> [PROBLEM]
Look through the listing below and say how many lines contain the word "Phone". Nothing else belongs in the reply.

> [GIVEN DATA]
========

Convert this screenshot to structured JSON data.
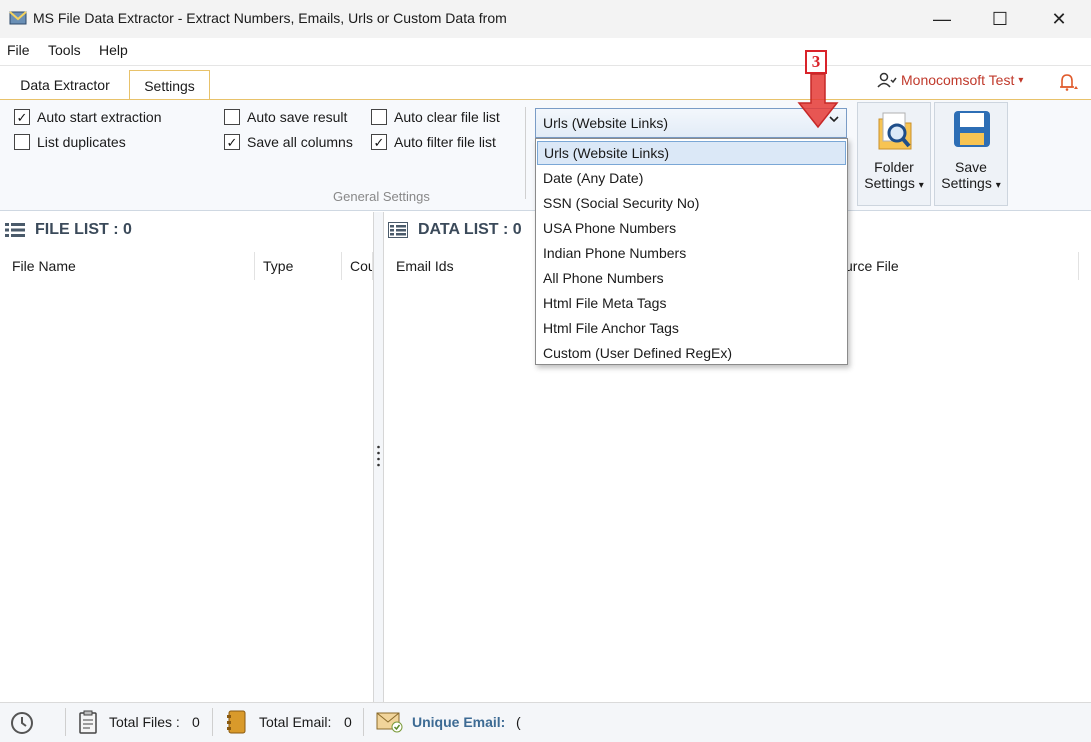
{
  "window": {
    "title": "MS File Data Extractor - Extract Numbers, Emails, Urls or Custom Data from",
    "minimize": "—",
    "maximize": "☐",
    "close": "✕"
  },
  "menu": {
    "file": "File",
    "tools": "Tools",
    "help": "Help"
  },
  "tabs": {
    "extractor": "Data Extractor",
    "settings": "Settings"
  },
  "user": {
    "name": "Monocomsoft Test",
    "caret": "▾"
  },
  "settings": {
    "auto_start": {
      "label": "Auto start extraction",
      "checked": "✓"
    },
    "list_duplicates": {
      "label": "List duplicates",
      "checked": ""
    },
    "auto_save": {
      "label": "Auto save result",
      "checked": ""
    },
    "save_all_columns": {
      "label": "Save all columns",
      "checked": "✓"
    },
    "auto_clear": {
      "label": "Auto clear file list",
      "checked": ""
    },
    "auto_filter": {
      "label": "Auto filter file list",
      "checked": "✓"
    },
    "group_caption": "General Settings"
  },
  "extract_type": {
    "selected": "Urls (Website Links)",
    "options": [
      "Urls (Website Links)",
      "Date (Any Date)",
      "SSN (Social Security No)",
      "USA Phone Numbers",
      "Indian Phone Numbers",
      "All Phone Numbers",
      "Html File Meta Tags",
      "Html File Anchor Tags",
      "Custom (User Defined RegEx)"
    ]
  },
  "buttons": {
    "folder_settings": {
      "line1": "Folder",
      "line2": "Settings"
    },
    "save_settings": {
      "line1": "Save",
      "line2": "Settings"
    },
    "caret": "▾"
  },
  "annotation": {
    "step": "3"
  },
  "file_list": {
    "title": "FILE LIST : 0",
    "columns": [
      "File Name",
      "Type",
      "Cou"
    ]
  },
  "data_list": {
    "title": "DATA LIST : 0",
    "columns": [
      "Email Ids",
      "urce File"
    ]
  },
  "status": {
    "total_files_label": "Total Files :",
    "total_files_value": "0",
    "total_email_label": "Total Email:",
    "total_email_value": "0",
    "unique_email_label": "Unique Email:",
    "unique_email_value": "("
  },
  "colors": {
    "accent_tab": "#e8c26a",
    "user_name": "#c0392b",
    "annotation": "#d9232a",
    "unique_email": "#3d6b94"
  }
}
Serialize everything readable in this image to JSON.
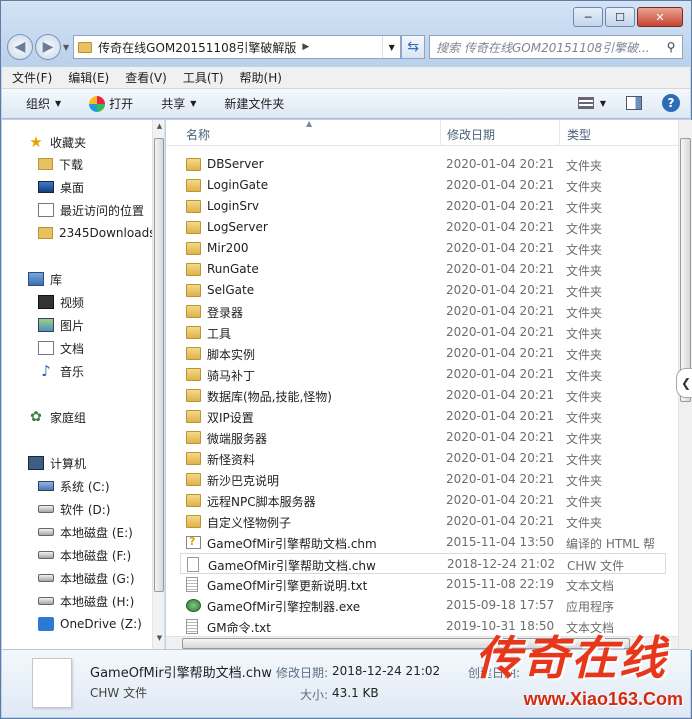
{
  "window": {
    "minimize_label": "─",
    "maximize_label": "☐",
    "close_label": "✕"
  },
  "address": {
    "path_segment": "传奇在线GOM20151108引擎破解版",
    "search_placeholder": "搜索 传奇在线GOM20151108引擎破..."
  },
  "menubar": [
    "文件(F)",
    "编辑(E)",
    "查看(V)",
    "工具(T)",
    "帮助(H)"
  ],
  "toolbar": {
    "organize": "组织",
    "open": "打开",
    "share": "共享",
    "new_folder": "新建文件夹"
  },
  "nav": {
    "favorites": "收藏夹",
    "downloads": "下载",
    "desktop": "桌面",
    "recent": "最近访问的位置",
    "folder_2345": "2345Downloads",
    "libraries": "库",
    "videos": "视频",
    "pictures": "图片",
    "documents": "文档",
    "music": "音乐",
    "homegroup": "家庭组",
    "computer": "计算机",
    "drives": [
      "系统 (C:)",
      "软件 (D:)",
      "本地磁盘 (E:)",
      "本地磁盘 (F:)",
      "本地磁盘 (G:)",
      "本地磁盘 (H:)",
      "OneDrive (Z:)"
    ]
  },
  "columns": {
    "name": "名称",
    "date": "修改日期",
    "type": "类型"
  },
  "files": [
    {
      "name": "DBServer",
      "date": "2020-01-04 20:21",
      "type": "文件夹",
      "icon": "folder-icon"
    },
    {
      "name": "LoginGate",
      "date": "2020-01-04 20:21",
      "type": "文件夹",
      "icon": "folder-icon"
    },
    {
      "name": "LoginSrv",
      "date": "2020-01-04 20:21",
      "type": "文件夹",
      "icon": "folder-icon"
    },
    {
      "name": "LogServer",
      "date": "2020-01-04 20:21",
      "type": "文件夹",
      "icon": "folder-icon"
    },
    {
      "name": "Mir200",
      "date": "2020-01-04 20:21",
      "type": "文件夹",
      "icon": "folder-icon"
    },
    {
      "name": "RunGate",
      "date": "2020-01-04 20:21",
      "type": "文件夹",
      "icon": "folder-icon"
    },
    {
      "name": "SelGate",
      "date": "2020-01-04 20:21",
      "type": "文件夹",
      "icon": "folder-icon"
    },
    {
      "name": "登录器",
      "date": "2020-01-04 20:21",
      "type": "文件夹",
      "icon": "folder-icon"
    },
    {
      "name": "工具",
      "date": "2020-01-04 20:21",
      "type": "文件夹",
      "icon": "folder-icon"
    },
    {
      "name": "脚本实例",
      "date": "2020-01-04 20:21",
      "type": "文件夹",
      "icon": "folder-icon"
    },
    {
      "name": "骑马补丁",
      "date": "2020-01-04 20:21",
      "type": "文件夹",
      "icon": "folder-icon"
    },
    {
      "name": "数据库(物品,技能,怪物)",
      "date": "2020-01-04 20:21",
      "type": "文件夹",
      "icon": "folder-icon"
    },
    {
      "name": "双IP设置",
      "date": "2020-01-04 20:21",
      "type": "文件夹",
      "icon": "folder-icon"
    },
    {
      "name": "微端服务器",
      "date": "2020-01-04 20:21",
      "type": "文件夹",
      "icon": "folder-icon"
    },
    {
      "name": "新怪资料",
      "date": "2020-01-04 20:21",
      "type": "文件夹",
      "icon": "folder-icon"
    },
    {
      "name": "新沙巴克说明",
      "date": "2020-01-04 20:21",
      "type": "文件夹",
      "icon": "folder-icon"
    },
    {
      "name": "远程NPC脚本服务器",
      "date": "2020-01-04 20:21",
      "type": "文件夹",
      "icon": "folder-icon"
    },
    {
      "name": "自定义怪物例子",
      "date": "2020-01-04 20:21",
      "type": "文件夹",
      "icon": "folder-icon"
    },
    {
      "name": "GameOfMir引擎帮助文档.chm",
      "date": "2015-11-04 13:50",
      "type": "编译的 HTML 帮",
      "icon": "chm-icon"
    },
    {
      "name": "GameOfMir引擎帮助文档.chw",
      "date": "2018-12-24 21:02",
      "type": "CHW 文件",
      "icon": "file-icon",
      "selected": true
    },
    {
      "name": "GameOfMir引擎更新说明.txt",
      "date": "2015-11-08 22:19",
      "type": "文本文档",
      "icon": "text-file-icon"
    },
    {
      "name": "GameOfMir引擎控制器.exe",
      "date": "2015-09-18 17:57",
      "type": "应用程序",
      "icon": "exe-icon"
    },
    {
      "name": "GM命令.txt",
      "date": "2019-10-31 18:50",
      "type": "文本文档",
      "icon": "text-file-icon"
    }
  ],
  "details": {
    "name": "GameOfMir引擎帮助文档.chw",
    "type": "CHW 文件",
    "modified_label": "修改日期:",
    "modified_value": "2018-12-24 21:02",
    "created_label": "创建日期:",
    "size_label": "大小:",
    "size_value": "43.1 KB"
  },
  "watermark": {
    "title": "传奇在线",
    "url": "www.Xiao163.Com"
  }
}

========

> [OUTPUT FOR THIS TASK]
3